How To Endorse a Check to Your Business
How To Endorse a Check to Your Business, You want to make it as simple as you can for clients to pay you as a business owner. While many people might like cash or credit cards, some people might favor checks.
This is good news for you because checks are frequently less expensive to receive payments from due to the fees associated with processing credit card payments. As well as the potential for credit card chargebacks. However, the procedure for endorsing checks for your business differs slightly from that for endorsing checks for individuals.
Find out what information you need to supply. When endorsing a check payable to your company.
How To Endorse Business Checks
Go to the endorsement space on the check’s back to sign your name there. It states “Endorse Here” in a small portion at the top. Complete the endorsement by using a pen as follows:
- Writing the business name, which should match the payee on the front of the check
- Signing your name
- Writing your title (President, Owner, Treasurer, etc.)
- Adding any restrictions to the check that you require
You can also use a stamp to endorse your checks. If you accept a lot of checks (say, more than a handful every day). You may quickly complete endorsements by ordering a stamp with all the necessary information from online check printers and office supply outlets.
On the back of the check, your full endorsement should fit in the space above the line (although there is some wiggle room). The following are a few obstacles that prevent everything from fitting in this space:
- An especially long business name
- The need for multiple signatures
- Any restrictions you add
Restricting the Endorsement
When you sign your name on a check, you give the owner permission to cash it. Since your bank will collect the money. And deposit it into your account, this typically doesn’t result in issues.
However, if a check is stolen or lost after being endorsed. The criminal might cash it or reroute the deposit to another account.
By restricting what happens to the funds after you endorse the check, a restricted endorsement lowers your risk. You could, for instance, stop the check from being cashed so that a paper trail always exists to demonstrate where the money goes.
The phrase “For deposit exclusively to account #XXX” is the most typical restriction (using your account number). Accordingly, the check needs to be deposited in the account you specify and cannot be cashed.
Cashing a Check Paid to Your Business
The majority of the checks made payable to your firm will certainly need to be deposited because banks are frequently reluctant to cash them.
Cashing checks made out to a business is doable but difficult. This is due to the fact that cashing a check constitutes a cash withdrawal.
Businesses may have numerous owners and any withdrawals. Or expenditure of funds must be authorized by a number of these individuals. If they are unsure if the individual holding the check has permission to use the funds, banks are frequently hesitant to cash company checks.
Once your account has been used regularly for a while, your best option. If you do need to cash a company check is to go to your own bank (where you hold your business checking account).
Acting Like a Business
It’s a good idea to insist that clients make cheques payable to your company rather than to you. This assists you in limiting your personal liability in the event that something bad happens to the business, in addition to proving that you are a legitimate enterprise.
Using Personal Accounts
You might be tempted to ask clients to make checks payable to you.

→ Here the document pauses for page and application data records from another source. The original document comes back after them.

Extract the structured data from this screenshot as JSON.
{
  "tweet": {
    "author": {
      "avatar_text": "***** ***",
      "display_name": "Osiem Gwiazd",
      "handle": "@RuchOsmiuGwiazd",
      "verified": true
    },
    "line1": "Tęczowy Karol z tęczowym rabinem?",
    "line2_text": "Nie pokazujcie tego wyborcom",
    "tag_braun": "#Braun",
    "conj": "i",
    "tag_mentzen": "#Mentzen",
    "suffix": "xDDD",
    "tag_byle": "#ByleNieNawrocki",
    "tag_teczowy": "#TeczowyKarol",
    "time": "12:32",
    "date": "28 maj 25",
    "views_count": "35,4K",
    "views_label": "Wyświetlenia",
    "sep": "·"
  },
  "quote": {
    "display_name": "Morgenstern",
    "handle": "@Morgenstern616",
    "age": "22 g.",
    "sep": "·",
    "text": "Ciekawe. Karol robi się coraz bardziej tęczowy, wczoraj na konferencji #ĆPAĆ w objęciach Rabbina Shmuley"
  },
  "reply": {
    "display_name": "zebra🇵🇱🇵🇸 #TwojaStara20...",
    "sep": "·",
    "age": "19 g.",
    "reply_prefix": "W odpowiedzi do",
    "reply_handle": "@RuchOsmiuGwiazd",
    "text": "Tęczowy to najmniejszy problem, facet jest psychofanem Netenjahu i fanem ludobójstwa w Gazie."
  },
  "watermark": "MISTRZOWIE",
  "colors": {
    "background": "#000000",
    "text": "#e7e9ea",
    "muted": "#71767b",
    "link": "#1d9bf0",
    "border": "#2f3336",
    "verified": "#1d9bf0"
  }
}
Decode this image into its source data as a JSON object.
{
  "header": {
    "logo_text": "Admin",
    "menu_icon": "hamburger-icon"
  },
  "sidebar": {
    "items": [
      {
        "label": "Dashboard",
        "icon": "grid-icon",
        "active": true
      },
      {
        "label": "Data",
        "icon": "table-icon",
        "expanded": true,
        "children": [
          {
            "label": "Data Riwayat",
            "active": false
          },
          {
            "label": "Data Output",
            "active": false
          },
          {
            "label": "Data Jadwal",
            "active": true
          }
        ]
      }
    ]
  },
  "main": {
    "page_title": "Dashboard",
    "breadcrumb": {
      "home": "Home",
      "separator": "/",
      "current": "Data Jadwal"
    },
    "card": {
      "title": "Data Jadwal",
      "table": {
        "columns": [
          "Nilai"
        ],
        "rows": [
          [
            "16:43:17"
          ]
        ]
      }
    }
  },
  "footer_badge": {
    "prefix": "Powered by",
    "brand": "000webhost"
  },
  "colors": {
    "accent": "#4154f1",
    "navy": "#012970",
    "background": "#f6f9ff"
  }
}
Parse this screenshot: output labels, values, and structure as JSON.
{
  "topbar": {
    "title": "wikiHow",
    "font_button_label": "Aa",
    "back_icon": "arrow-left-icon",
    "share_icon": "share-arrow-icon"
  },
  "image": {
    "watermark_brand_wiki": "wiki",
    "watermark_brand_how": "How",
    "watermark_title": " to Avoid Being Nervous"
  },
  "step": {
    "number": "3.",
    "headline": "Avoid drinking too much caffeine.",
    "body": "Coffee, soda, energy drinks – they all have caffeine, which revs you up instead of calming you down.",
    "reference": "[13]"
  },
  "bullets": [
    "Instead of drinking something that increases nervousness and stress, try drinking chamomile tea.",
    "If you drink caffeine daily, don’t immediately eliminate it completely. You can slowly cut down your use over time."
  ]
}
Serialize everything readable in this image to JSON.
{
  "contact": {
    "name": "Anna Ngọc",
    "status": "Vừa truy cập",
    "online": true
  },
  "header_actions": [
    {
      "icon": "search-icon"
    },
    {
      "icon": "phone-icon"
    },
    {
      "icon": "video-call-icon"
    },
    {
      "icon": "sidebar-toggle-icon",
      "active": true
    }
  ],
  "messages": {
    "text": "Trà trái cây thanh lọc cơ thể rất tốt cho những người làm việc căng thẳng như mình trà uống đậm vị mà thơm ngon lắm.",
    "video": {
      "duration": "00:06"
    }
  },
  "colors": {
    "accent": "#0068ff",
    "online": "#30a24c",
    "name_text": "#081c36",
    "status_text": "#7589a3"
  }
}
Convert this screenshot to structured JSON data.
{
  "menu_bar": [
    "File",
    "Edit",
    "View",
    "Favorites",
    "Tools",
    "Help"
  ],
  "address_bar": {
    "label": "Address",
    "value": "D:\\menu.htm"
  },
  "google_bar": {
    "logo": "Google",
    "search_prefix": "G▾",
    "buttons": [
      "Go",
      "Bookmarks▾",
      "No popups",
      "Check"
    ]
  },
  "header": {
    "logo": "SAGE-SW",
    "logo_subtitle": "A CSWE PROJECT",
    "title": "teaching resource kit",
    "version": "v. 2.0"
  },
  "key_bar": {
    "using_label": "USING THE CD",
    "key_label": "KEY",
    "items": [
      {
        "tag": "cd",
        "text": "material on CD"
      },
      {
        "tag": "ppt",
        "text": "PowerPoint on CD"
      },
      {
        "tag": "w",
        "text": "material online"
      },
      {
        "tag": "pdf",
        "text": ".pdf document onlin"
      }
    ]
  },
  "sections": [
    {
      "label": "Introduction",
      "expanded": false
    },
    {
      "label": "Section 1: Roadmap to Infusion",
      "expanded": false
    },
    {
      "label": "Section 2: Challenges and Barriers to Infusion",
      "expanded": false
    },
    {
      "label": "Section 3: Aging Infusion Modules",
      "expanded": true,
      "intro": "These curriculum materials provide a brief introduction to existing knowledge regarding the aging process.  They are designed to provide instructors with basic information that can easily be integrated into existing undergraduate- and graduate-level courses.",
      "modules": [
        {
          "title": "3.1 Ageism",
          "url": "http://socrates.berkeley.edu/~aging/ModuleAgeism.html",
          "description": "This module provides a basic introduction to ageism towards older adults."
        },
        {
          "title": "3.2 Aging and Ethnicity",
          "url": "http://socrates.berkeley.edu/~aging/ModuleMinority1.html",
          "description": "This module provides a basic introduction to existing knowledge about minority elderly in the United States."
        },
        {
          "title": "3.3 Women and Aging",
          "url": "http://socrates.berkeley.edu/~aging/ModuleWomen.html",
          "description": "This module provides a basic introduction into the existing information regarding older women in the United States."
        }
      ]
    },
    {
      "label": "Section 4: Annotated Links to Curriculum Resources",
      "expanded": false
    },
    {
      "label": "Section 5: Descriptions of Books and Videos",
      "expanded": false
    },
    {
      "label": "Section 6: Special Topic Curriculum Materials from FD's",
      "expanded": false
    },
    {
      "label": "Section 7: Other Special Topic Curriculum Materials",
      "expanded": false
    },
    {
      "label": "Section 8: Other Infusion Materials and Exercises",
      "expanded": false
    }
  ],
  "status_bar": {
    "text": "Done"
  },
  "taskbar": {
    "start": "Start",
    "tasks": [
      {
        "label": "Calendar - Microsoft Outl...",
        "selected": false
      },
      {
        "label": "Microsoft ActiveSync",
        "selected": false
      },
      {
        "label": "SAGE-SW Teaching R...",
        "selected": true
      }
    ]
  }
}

But dealing with business checks comes with additional costs and inconvenience (as an individual). Even putting company checks in your personal account might tempt you.
However, unless you sign the check over, which is also unlikely to be accepted, banks aren’t allowed to deposit such corporate checks into your personal account. Even if you are the only owner and employee, this is true.
If the bank becomes aware that you are attempting to deposit a check paid to a business into your personal account, you risk delays getting paid and other complications.
Using a business checking account for your business income reduces your personal liability even if you can deposit business checks into your personal account.
Utilizing your personal account compromises your personal assets and, for tax purposes, blurs the distinction between your personal and professional lives. To maintain a clear separation between your personal and work lives, look for a cheap business checking account.
Other Ways To Get Paid
There are alternative payment methods you can utilize if checks are too onerous for your company to use:
Cash: This is the most affordable choice if the price is your main concern. However. It could lead to issues with logistics, operations, and security.
Plastic: Credit and debit cards are popular payment methods for consumers. But they can be expensive for businesses due to transaction costs. Observe the regulations governing the addition of fees to credit card purchases.
Electronic payments: Consider taking money directly out of consumers’ bank accounts for more cheap payment processing. ACH transactions frequently cost less than card transactions.
Fintech payments: Companies facilitating online payments like PayPal, Square, Stripe, Amazon Pay, Apple Pay, Google Pay, and others are available to use by businesses. Generally speaking, these platforms provide quick, seamless transactions with dependable security measures and more affordable costs than credit card processing.
Frequently Asked Questions (FAQs)
Do I sign my name or the business name on a business check?
The name that you enter or sign in the “Pay to the order of” field on the front of a check matches the name on the endorsement line on the back. You would sign your company’s name on the endorsement line because these checks would be given to your business as payment.